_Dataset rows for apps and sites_
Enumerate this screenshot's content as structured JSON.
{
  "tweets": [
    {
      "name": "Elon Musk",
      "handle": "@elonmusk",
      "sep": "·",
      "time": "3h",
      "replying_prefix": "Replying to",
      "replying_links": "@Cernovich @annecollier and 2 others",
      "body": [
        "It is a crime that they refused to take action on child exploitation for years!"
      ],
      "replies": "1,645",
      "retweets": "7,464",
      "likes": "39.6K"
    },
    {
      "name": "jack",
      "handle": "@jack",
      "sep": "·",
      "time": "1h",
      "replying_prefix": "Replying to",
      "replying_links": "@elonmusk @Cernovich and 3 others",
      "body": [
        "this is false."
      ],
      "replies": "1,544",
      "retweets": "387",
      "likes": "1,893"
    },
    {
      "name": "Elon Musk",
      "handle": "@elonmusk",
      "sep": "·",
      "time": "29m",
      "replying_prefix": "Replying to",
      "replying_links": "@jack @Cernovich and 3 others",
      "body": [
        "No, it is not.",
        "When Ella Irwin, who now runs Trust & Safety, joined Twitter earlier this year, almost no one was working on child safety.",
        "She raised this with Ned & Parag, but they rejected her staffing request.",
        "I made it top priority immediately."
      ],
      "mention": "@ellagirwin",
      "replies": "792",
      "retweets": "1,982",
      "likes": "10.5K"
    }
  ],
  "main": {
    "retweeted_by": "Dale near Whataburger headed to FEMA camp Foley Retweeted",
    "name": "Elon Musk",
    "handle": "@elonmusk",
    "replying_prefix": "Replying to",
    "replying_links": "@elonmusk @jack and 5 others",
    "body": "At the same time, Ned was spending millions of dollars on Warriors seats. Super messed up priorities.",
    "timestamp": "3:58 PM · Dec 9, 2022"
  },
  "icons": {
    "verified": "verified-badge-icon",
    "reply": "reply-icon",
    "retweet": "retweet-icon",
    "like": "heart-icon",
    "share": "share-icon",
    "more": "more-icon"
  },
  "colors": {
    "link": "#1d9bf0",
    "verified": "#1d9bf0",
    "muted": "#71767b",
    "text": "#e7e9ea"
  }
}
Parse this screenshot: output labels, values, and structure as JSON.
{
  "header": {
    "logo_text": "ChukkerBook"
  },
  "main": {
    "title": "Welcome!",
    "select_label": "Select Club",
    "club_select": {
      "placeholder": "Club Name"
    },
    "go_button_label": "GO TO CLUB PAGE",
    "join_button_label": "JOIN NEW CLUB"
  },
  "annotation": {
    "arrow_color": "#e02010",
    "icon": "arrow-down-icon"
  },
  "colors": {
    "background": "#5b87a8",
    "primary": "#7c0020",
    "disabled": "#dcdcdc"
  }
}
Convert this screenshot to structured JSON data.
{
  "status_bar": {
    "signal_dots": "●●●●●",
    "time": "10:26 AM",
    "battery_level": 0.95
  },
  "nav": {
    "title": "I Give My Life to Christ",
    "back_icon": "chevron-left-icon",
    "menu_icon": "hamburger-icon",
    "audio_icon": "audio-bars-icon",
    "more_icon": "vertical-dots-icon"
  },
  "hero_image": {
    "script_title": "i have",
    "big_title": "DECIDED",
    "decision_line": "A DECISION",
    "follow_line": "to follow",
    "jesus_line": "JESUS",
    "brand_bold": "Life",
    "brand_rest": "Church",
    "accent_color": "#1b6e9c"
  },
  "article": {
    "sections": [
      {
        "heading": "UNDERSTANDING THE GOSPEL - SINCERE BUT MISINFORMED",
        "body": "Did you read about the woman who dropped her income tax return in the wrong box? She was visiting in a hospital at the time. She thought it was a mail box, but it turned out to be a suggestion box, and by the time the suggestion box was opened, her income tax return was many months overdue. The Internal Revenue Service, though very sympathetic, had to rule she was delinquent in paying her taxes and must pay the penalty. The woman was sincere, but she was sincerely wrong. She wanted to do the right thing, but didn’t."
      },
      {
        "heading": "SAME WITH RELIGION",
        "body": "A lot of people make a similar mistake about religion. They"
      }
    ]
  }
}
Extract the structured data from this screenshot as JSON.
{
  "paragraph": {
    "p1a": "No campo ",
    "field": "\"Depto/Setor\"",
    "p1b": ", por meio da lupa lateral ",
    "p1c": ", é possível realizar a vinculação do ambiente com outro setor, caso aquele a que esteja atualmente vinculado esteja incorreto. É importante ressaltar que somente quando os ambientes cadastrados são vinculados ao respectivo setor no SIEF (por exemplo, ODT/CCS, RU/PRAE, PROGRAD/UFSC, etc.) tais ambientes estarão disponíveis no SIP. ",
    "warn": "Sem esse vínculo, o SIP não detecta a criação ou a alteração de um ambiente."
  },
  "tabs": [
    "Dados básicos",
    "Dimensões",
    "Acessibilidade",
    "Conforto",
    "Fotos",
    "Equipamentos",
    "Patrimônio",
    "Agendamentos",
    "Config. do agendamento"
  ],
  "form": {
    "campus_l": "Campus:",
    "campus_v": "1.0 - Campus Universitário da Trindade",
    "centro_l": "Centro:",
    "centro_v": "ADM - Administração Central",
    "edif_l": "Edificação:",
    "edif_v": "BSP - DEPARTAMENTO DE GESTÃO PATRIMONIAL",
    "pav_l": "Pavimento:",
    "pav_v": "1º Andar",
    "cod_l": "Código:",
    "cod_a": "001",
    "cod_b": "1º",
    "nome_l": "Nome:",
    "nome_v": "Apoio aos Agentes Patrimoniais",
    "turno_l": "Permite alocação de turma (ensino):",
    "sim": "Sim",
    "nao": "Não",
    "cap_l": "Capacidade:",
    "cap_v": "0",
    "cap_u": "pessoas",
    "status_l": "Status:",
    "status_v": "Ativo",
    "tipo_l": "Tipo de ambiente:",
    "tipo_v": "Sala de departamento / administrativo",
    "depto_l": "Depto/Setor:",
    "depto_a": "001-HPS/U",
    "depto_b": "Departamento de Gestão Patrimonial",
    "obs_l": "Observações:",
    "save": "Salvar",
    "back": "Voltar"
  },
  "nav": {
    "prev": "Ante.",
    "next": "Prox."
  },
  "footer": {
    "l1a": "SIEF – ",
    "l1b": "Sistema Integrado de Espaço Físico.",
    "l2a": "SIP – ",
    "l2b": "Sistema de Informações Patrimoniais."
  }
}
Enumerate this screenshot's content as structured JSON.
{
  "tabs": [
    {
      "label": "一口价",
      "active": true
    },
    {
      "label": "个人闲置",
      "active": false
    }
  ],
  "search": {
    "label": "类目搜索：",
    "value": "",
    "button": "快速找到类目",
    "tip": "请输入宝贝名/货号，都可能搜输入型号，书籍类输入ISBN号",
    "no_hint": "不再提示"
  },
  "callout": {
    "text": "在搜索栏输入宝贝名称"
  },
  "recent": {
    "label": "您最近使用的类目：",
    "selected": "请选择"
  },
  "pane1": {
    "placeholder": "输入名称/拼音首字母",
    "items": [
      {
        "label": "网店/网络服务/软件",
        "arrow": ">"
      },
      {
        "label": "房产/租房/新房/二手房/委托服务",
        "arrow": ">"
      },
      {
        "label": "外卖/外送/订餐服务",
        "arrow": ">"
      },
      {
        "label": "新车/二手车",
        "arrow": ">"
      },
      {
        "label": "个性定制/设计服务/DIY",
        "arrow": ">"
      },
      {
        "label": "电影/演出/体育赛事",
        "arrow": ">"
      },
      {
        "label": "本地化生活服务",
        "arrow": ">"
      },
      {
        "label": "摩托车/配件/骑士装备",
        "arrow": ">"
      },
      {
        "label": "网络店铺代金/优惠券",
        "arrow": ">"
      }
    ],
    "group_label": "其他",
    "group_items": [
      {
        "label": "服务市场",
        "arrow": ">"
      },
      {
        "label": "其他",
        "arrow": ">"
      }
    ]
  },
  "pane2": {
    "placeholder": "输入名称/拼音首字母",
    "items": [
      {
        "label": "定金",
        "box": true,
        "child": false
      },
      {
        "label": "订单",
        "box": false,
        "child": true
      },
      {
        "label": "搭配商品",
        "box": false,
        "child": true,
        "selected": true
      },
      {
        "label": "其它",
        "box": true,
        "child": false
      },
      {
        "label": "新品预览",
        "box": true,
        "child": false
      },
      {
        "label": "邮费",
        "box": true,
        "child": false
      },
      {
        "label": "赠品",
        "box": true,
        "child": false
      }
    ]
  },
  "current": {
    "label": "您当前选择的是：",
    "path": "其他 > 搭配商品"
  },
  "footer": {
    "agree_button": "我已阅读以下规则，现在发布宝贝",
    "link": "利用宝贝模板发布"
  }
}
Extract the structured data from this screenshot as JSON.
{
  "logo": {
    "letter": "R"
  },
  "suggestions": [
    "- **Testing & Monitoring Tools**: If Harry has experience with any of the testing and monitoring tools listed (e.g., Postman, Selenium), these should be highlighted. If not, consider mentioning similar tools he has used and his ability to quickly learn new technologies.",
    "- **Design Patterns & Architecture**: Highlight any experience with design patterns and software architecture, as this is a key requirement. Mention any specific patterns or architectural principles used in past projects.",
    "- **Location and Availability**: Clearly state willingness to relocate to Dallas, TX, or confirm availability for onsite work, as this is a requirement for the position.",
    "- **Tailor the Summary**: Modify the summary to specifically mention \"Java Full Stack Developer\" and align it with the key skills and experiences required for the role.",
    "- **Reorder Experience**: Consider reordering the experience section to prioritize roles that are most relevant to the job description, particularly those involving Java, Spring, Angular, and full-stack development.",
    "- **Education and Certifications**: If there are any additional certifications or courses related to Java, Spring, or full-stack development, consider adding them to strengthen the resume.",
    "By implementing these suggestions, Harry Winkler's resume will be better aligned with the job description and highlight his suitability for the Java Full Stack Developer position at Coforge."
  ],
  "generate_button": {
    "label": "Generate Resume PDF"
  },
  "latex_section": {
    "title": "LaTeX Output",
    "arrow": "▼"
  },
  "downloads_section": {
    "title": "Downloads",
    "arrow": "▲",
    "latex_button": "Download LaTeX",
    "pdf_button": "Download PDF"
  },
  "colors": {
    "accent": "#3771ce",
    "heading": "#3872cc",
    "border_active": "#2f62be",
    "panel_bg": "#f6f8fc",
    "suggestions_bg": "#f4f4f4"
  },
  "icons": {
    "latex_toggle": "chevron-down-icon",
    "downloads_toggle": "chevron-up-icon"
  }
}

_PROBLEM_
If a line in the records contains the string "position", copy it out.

_OUTPUT FOR THIS TASK_
    "- **Location and Availability**: Clearly state willingness to relocate to Dallas, TX, or confirm availability for onsite work, as this is a requirement for the position.",
    "By implementing these suggestions, Harry Winkler's resume will be better aligned with the job description and highlight his suitability for the Java Full Stack Developer position at Coforge."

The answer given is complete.